"This project is already the first of its kind in the world, so to find that we drilled the deepest well is a nice surprise," said Malcolm Wilson, PTRC's CEO.
Prior to this, the deepest hole was also drilled in the southeast, an oil-bearing hole in the Torquay-Outram area.
It was confirmed Aug. 31 by the Saskatchewan Ministry of the Economy that at 3,396 metres total vertical depth, the Aquistore well is the deepest well drilled to date in the province.
The well, located near Estevan, will be used as a deep saline carbon dioxide storage site for the SaskPower Boundary Dam carbon capture project. Together the two will meet the emission reduction targets by taking captured CO2 gases from the emissions coming from the newly refurbished Boundary Dam Unit No. 3 (BD3) and sequester them deep underground.
The $1.23 billion BD3 clean coal venture is being observed by many global power suppliers since it will be the first commercial-sized exhibit of carbon dioxide capture and storage techniques once it is completed in 2013.
PTRC is attempting to demonstrate that deep geological storage of industrial CO2 is safe and economically and environmentally feasible since it is geared to reduce greenhouse gases to meet Canada's climate change goals.
"The Aquistore project is an important one as it puts Estevan and Saskatchewan on the world stage," said Wilson.
The BD3 unit will be pumping out approximately 110 megawatts of electrical power into the Saskatchewan grid while capturing most of the carbon dioxide and other noxious and useful gases.

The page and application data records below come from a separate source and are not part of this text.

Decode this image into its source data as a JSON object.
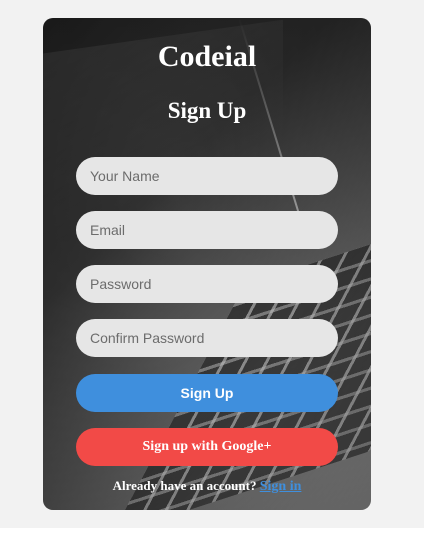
{
  "brand": {
    "name": "Codeial"
  },
  "form": {
    "title": "Sign Up",
    "fields": {
      "name": {
        "placeholder": "Your Name",
        "value": ""
      },
      "email": {
        "placeholder": "Email",
        "value": ""
      },
      "password": {
        "placeholder": "Password",
        "value": ""
      },
      "confirm_password": {
        "placeholder": "Confirm Password",
        "value": ""
      }
    },
    "submit_label": "Sign Up",
    "google_label": "Sign up with Google+",
    "footer_text": "Already have an account?",
    "signin_link": "Sign in"
  },
  "colors": {
    "primary_button": "#3f8fdd",
    "google_button": "#f24a47",
    "input_bg": "#e6e6e6",
    "link": "#3f8fdd"
  }
}
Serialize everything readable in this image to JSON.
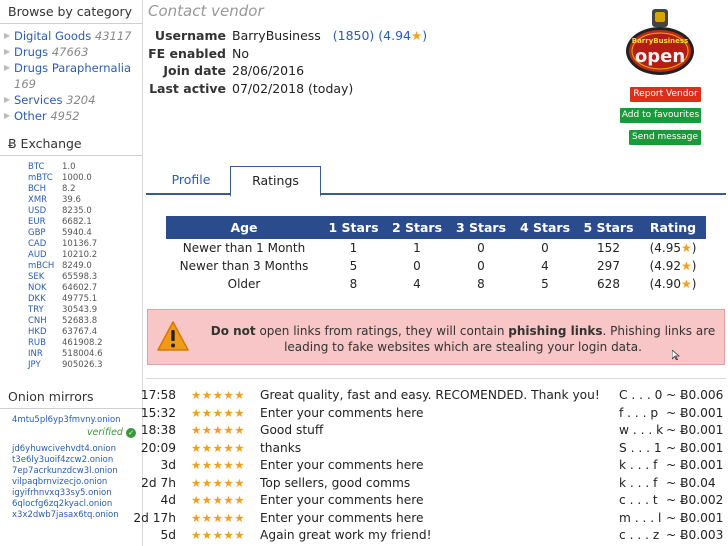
{
  "sidebar": {
    "browse_title": "Browse by category",
    "categories": [
      {
        "name": "Digital Goods",
        "count": "43117"
      },
      {
        "name": "Drugs",
        "count": "47663"
      },
      {
        "name": "Drugs Paraphernalia",
        "count": "169"
      },
      {
        "name": "Services",
        "count": "3204"
      },
      {
        "name": "Other",
        "count": "4952"
      }
    ],
    "exchange_title": "Ƀ Exchange",
    "exchange": [
      {
        "cur": "BTC",
        "val": "1.0"
      },
      {
        "cur": "mBTC",
        "val": "1000.0"
      },
      {
        "cur": "BCH",
        "val": "8.2"
      },
      {
        "cur": "XMR",
        "val": "39.6"
      },
      {
        "cur": "USD",
        "val": "8235.0"
      },
      {
        "cur": "EUR",
        "val": "6682.1"
      },
      {
        "cur": "GBP",
        "val": "5940.4"
      },
      {
        "cur": "CAD",
        "val": "10136.7"
      },
      {
        "cur": "AUD",
        "val": "10210.2"
      },
      {
        "cur": "mBCH",
        "val": "8249.0"
      },
      {
        "cur": "SEK",
        "val": "65598.3"
      },
      {
        "cur": "NOK",
        "val": "64602.7"
      },
      {
        "cur": "DKK",
        "val": "49775.1"
      },
      {
        "cur": "TRY",
        "val": "30543.9"
      },
      {
        "cur": "CNH",
        "val": "52683.8"
      },
      {
        "cur": "HKD",
        "val": "63767.4"
      },
      {
        "cur": "RUB",
        "val": "461908.2"
      },
      {
        "cur": "INR",
        "val": "518004.6"
      },
      {
        "cur": "JPY",
        "val": "905026.3"
      }
    ],
    "mirrors_title": "Onion mirrors",
    "main_mirror": "4mtu5pl6yp3fmvny.onion",
    "verified_label": "verified",
    "mirrors": [
      "jd6yhuwcivehvdt4.onion",
      "t3e6ly3uoif4zcw2.onion",
      "7ep7acrkunzdcw3l.onion",
      "vilpaqbrnvizecjo.onion",
      "igyifrhnvxq33sy5.onion",
      "6qlocfg6zq2kyacl.onion",
      "x3x2dwb7jasax6tq.onion"
    ]
  },
  "vendor": {
    "section_title": "Contact vendor",
    "labels": {
      "username": "Username",
      "fe": "FE enabled",
      "join": "Join date",
      "last": "Last active"
    },
    "username": "BarryBusiness",
    "rating_count": "(1850)",
    "rating_score": "(4.94",
    "rating_close": ")",
    "fe_enabled": "No",
    "join_date": "28/06/2016",
    "last_active": "07/02/2018 (today)",
    "logo_top_text": "BarryBusiness",
    "logo_main_text": "open",
    "buttons": {
      "report": "Report Vendor",
      "fav": "Add to favourites",
      "msg": "Send message"
    }
  },
  "tabs": [
    "Profile",
    "Ratings"
  ],
  "ratings_table": {
    "headers": [
      "Age",
      "1 Stars",
      "2 Stars",
      "3 Stars",
      "4 Stars",
      "5 Stars",
      "Rating"
    ],
    "rows": [
      {
        "age": "Newer than 1 Month",
        "s1": "1",
        "s2": "1",
        "s3": "0",
        "s4": "0",
        "s5": "152",
        "rating": "(4.95",
        "rclose": ")"
      },
      {
        "age": "Newer than 3 Months",
        "s1": "5",
        "s2": "0",
        "s3": "0",
        "s4": "4",
        "s5": "297",
        "rating": "(4.92",
        "rclose": ")"
      },
      {
        "age": "Older",
        "s1": "8",
        "s2": "4",
        "s3": "8",
        "s4": "5",
        "s5": "628",
        "rating": "(4.90",
        "rclose": ")"
      }
    ]
  },
  "warning": {
    "bold1": "Do not",
    "text1": " open links from ratings, they will contain ",
    "bold2": "phishing links",
    "text2": ". Phishing links are leading to fake websites which are stealing your login data."
  },
  "reviews": [
    {
      "time": "17:58",
      "stars": "★★★★★",
      "comment": "Great quality, fast and easy. RECOMENDED. Thank you!",
      "user": "C . . . 0",
      "price": "~ Ƀ0.006"
    },
    {
      "time": "15:32",
      "stars": "★★★★★",
      "comment": "Enter your comments here",
      "user": "f . . . p",
      "price": "~ Ƀ0.001"
    },
    {
      "time": "18:38",
      "stars": "★★★★★",
      "comment": "Good stuff",
      "user": "w . . . k",
      "price": "~ Ƀ0.001"
    },
    {
      "time": "20:09",
      "stars": "★★★★★",
      "comment": "thanks",
      "user": "S . . . 1",
      "price": "~ Ƀ0.001"
    },
    {
      "time": "3d",
      "stars": "★★★★★",
      "comment": "Enter your comments here",
      "user": "k . . . f",
      "price": "~ Ƀ0.001"
    },
    {
      "time": "2d 7h",
      "stars": "★★★★★",
      "comment": "Top sellers, good comms",
      "user": "k . . . f",
      "price": "~ Ƀ0.04"
    },
    {
      "time": "4d",
      "stars": "★★★★★",
      "comment": "Enter your comments here",
      "user": "c . . . t",
      "price": "~ Ƀ0.002"
    },
    {
      "time": "2d 17h",
      "stars": "★★★★★",
      "comment": "Enter your comments here",
      "user": "m . . . l",
      "price": "~ Ƀ0.001"
    },
    {
      "time": "5d",
      "stars": "★★★★★",
      "comment": "Again great work my friend!",
      "user": "c . . . z",
      "price": "~ Ƀ0.003"
    }
  ],
  "colors": {
    "accent": "#2a4c8c",
    "star": "#f0a020",
    "danger": "#d9301e",
    "success": "#199b3a",
    "warning_bg": "#f8c6c6"
  }
}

CO2 can be used as an agent to enhance oil recovery practices in the southeast Saskatchewan oil patch.
The long-range plan will be to have some, or all, of the carbon dioxide that is captured used to recover oil by piping it into nearby concentrated oil bearing sites which will extend their production lives.
The drilling to the deepest point ever took 58 days, said Kevin Brydges, drilling supervisor for Aquistore.
"Once operational it will be the first of its kind, and being the deepest brings it additional recognition." he said.
Aquistore will become a primary data point for the deeper Deadwood geological formation, the deepest sedimentary unit in the Williston Basin. Research is the essential component of the entire project, so the Aquistore well will be used for evaluation since it is heavily instrumented with monitoring equipment.
"The comprehensive suite of well logs and core samples is creating a buzz within the industry," said Kyle Worth, Aquistore's project manager. "To have quality cores from such a depth is a rarity and our science and engineering research committee is eager to analyze the samples."
The complete set of logs and other data that accompany the well will be useful not only for CO2 storage, but also for oil companies in the area who have interests in hydrocarbon bearing formations.
A second observation well will be drilled after the primary one is completed. That process will begin, probably in October. The observation well could reach a comparable depth. Wilson said the second well will contribute significantly to the data already being collected and might even beat PTRC's just-established record.
Aquistore is an independent research and monitoring project which intends to demonstrate that storing liquid carbon dioxide deep underground in a brine and sandstone water formation is a safe, workable solution to reduce greenhouse gases. Deep saline aquifers have the potential to store centuries' worth of CO2 emissions.
Aquistore, a $26.5 million research project, is the first commercial scale deep saline injection project in the world, even though injecting CO2 into geological formations is not new, the North American oil industries have the most extensive experience with the process, using it for enhanced oil recovery.
PTRC is a not-for-profit corporation whose primary focus is on research of sustainable development technologies for the petroleum industry.